Warmun Art Centre is located 200 km south of Kunumurra in Western Australia. It was established in 1998 by founding members of the contemporary painting movement in Warmun who recognised the need for a community owned and controlled centre through which they could support, maintain and promote Gija art, language and culture. The centre is owned and governed by Gija people with 100% of income returning to the community.
Warmun artists are renowned for their use of natural ochre and pigments on canvas to represent traditional Ngarranggarni (Dreaming) stories and contemporary life.
Warmun art has a national and international reputation thanks to the leadership of highly successful elder Warmun artists like Rover Thomas and Queenie McKenzie, George Mung Mung and Paddy Jaminji.
Now internationally renowned painters Lena Nyadbi, Patrick Mung Mung, Mabel Juli, Shirley Purdie, Madigan Thomas, Gordon Barney, Phyllis Thomas, Churchill Cann and Betty Carrington lead the way for a group of more than sixty emerging and younger artists currently painting for the art centre.
This new generation of Warmun artists works with the same, time-honoured materials and stories. The emerging works display a fresh, original and vibrant style that transcends cultural boundaries and places many Warmun artists at the forefront of contemporary art in Australia.
Their work is exhibited and held in important collections internationally and locally in the country’s flagship art institutions such as the Art Gallery of Western Australia, Art Gallery of New South Wales, the National Gallery of Australia and National Gallery of Victoria as well as the country’s top commercial galleries.
Betty Carrington's - Darrajayin Hills

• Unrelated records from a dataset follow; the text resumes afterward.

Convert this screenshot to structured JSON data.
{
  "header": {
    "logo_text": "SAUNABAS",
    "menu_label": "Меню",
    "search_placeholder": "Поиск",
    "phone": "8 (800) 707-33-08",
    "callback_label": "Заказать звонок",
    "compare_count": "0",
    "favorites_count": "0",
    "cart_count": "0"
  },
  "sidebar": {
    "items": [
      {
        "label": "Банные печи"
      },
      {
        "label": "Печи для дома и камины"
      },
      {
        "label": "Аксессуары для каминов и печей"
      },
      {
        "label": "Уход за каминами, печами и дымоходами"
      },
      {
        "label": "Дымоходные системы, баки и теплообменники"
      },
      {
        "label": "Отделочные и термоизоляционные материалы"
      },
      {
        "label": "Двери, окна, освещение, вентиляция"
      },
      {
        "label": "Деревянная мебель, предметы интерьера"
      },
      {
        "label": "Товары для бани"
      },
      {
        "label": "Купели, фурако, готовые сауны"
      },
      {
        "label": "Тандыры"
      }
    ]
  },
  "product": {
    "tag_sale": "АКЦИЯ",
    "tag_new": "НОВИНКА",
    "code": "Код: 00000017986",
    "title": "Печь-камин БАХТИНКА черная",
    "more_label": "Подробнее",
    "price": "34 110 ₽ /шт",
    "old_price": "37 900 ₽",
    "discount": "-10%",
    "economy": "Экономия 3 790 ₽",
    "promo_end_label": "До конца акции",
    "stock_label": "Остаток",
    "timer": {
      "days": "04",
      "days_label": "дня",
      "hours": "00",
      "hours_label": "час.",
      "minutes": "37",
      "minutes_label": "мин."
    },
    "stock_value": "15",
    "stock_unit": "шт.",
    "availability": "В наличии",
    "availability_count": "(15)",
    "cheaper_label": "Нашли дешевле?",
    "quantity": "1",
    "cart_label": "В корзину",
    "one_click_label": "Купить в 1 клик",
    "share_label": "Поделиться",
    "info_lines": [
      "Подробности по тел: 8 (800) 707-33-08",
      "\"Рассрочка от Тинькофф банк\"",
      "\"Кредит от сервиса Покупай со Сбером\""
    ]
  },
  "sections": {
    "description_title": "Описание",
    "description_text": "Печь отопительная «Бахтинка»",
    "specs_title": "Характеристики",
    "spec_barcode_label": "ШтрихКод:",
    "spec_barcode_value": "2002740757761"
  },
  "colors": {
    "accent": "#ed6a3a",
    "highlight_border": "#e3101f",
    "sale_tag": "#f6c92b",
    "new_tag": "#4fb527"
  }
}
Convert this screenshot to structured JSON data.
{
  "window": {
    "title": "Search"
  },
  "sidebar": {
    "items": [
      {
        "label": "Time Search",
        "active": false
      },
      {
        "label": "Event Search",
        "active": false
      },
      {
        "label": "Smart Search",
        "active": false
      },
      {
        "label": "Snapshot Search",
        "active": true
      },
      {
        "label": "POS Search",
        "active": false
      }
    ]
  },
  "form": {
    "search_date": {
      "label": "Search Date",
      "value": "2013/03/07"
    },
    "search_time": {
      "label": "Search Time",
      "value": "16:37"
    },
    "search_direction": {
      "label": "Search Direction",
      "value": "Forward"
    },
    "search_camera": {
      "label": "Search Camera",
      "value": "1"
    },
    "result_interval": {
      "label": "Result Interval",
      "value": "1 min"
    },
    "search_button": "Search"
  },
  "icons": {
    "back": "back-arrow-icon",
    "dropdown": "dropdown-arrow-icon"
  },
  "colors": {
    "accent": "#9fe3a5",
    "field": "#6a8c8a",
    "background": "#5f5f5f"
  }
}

Darrajayin Hills.These are the Darrajayin Hills from south west of Warmun. 'All that country my father's country, going all the way back to Billimack Spring,' Betty Carrington says. He grew up in this country and used to live out in the bush. He roamed this country as a kid until he was old enough to work on the station. This is juwurlinyji [hills] country and darwirrinji [spring water] country. Billimack Spring is a good water place, that's living water.There's one sharp hill called Jawagin standing upright near the spring. There are a lot of stone tomahawk there for old people'.
Size: 140cm x 100cm
Medium: Natural ochre and pigments on canvasView full product details